» **EXERCISE PROMPT**
Each of the entries below needs to be given again exactly.

» **THE DATA**
++++++++++

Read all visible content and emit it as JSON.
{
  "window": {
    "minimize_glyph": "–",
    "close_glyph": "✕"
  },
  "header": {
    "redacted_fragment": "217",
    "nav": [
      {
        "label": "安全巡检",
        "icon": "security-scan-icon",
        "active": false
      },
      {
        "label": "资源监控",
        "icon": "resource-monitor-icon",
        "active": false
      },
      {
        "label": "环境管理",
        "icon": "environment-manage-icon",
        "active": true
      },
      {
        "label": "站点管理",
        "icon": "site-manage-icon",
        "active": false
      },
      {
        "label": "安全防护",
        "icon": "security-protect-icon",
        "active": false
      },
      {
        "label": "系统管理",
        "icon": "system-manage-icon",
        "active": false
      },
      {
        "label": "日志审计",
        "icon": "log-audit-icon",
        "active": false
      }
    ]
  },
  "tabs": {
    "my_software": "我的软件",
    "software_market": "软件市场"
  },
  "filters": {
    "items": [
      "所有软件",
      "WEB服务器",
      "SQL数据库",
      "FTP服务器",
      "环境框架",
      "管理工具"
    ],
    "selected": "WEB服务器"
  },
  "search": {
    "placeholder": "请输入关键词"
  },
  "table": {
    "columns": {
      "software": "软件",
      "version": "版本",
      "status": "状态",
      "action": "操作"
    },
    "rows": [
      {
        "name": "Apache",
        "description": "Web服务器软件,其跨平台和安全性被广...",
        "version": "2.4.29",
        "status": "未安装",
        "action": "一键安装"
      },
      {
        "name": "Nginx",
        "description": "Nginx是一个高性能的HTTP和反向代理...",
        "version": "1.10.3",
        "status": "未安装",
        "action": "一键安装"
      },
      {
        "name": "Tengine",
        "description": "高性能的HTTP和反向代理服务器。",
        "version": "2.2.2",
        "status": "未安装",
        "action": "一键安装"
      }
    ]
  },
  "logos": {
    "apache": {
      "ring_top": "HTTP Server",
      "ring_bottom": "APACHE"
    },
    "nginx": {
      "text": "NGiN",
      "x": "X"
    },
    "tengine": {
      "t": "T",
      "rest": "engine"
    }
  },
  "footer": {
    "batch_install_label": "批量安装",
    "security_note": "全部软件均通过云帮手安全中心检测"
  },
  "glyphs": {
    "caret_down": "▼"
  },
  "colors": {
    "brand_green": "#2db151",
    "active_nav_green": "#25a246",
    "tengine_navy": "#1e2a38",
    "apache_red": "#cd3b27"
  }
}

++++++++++

» **TASK RESPONSE**
Read all visible content and emit it as JSON.
{
  "window": {
    "minimize_glyph": "–",
    "close_glyph": "✕"
  },
  "header": {
    "redacted_fragment": "217",
    "nav": [
      {
        "label": "安全巡检",
        "icon": "security-scan-icon",
        "active": false
      },
      {
        "label": "资源监控",
        "icon": "resource-monitor-icon",
        "active": false
      },
      {
        "label": "环境管理",
        "icon": "environment-manage-icon",
        "active": true
      },
      {
        "label": "站点管理",
        "icon": "site-manage-icon",
        "active": false
      },
      {
        "label": "安全防护",
        "icon": "security-protect-icon",
        "active": false
      },
      {
        "label": "系统管理",
        "icon": "system-manage-icon",
        "active": false
      },
      {
        "label": "日志审计",
        "icon": "log-audit-icon",
        "active": false
      }
    ]
  },
  "tabs": {
    "my_software": "我的软件",
    "software_market": "软件市场"
  },
  "filters": {
    "items": [
      "所有软件",
      "WEB服务器",
      "SQL数据库",
      "FTP服务器",
      "环境框架",
      "管理工具"
    ],
    "selected": "WEB服务器"
  },
  "search": {
    "placeholder": "请输入关键词"
  },
  "table": {
    "columns": {
      "software": "软件",
      "version": "版本",
      "status": "状态",
      "action": "操作"
    },
    "rows": [
      {
        "name": "Apache",
        "description": "Web服务器软件,其跨平台和安全性被广...",
        "version": "2.4.29",
        "status": "未安装",
        "action": "一键安装"
      },
      {
        "name": "Nginx",
        "description": "Nginx是一个高性能的HTTP和反向代理...",
        "version": "1.10.3",
        "status": "未安装",
        "action": "一键安装"
      },
      {
        "name": "Tengine",
        "description": "高性能的HTTP和反向代理服务器。",
        "version": "2.2.2",
        "status": "未安装",
        "action": "一键安装"
      }
    ]
  },
  "logos": {
    "apache": {
      "ring_top": "HTTP Server",
      "ring_bottom": "APACHE"
    },
    "nginx": {
      "text": "NGiN",
      "x": "X"
    },
    "tengine": {
      "t": "T",
      "rest": "engine"
    }
  },
  "footer": {
    "batch_install_label": "批量安装",
    "security_note": "全部软件均通过云帮手安全中心检测"
  },
  "glyphs": {
    "caret_down": "▼"
  },
  "colors": {
    "brand_green": "#2db151",
    "active_nav_green": "#25a246",
    "tengine_navy": "#1e2a38",
    "apache_red": "#cd3b27"
  }
}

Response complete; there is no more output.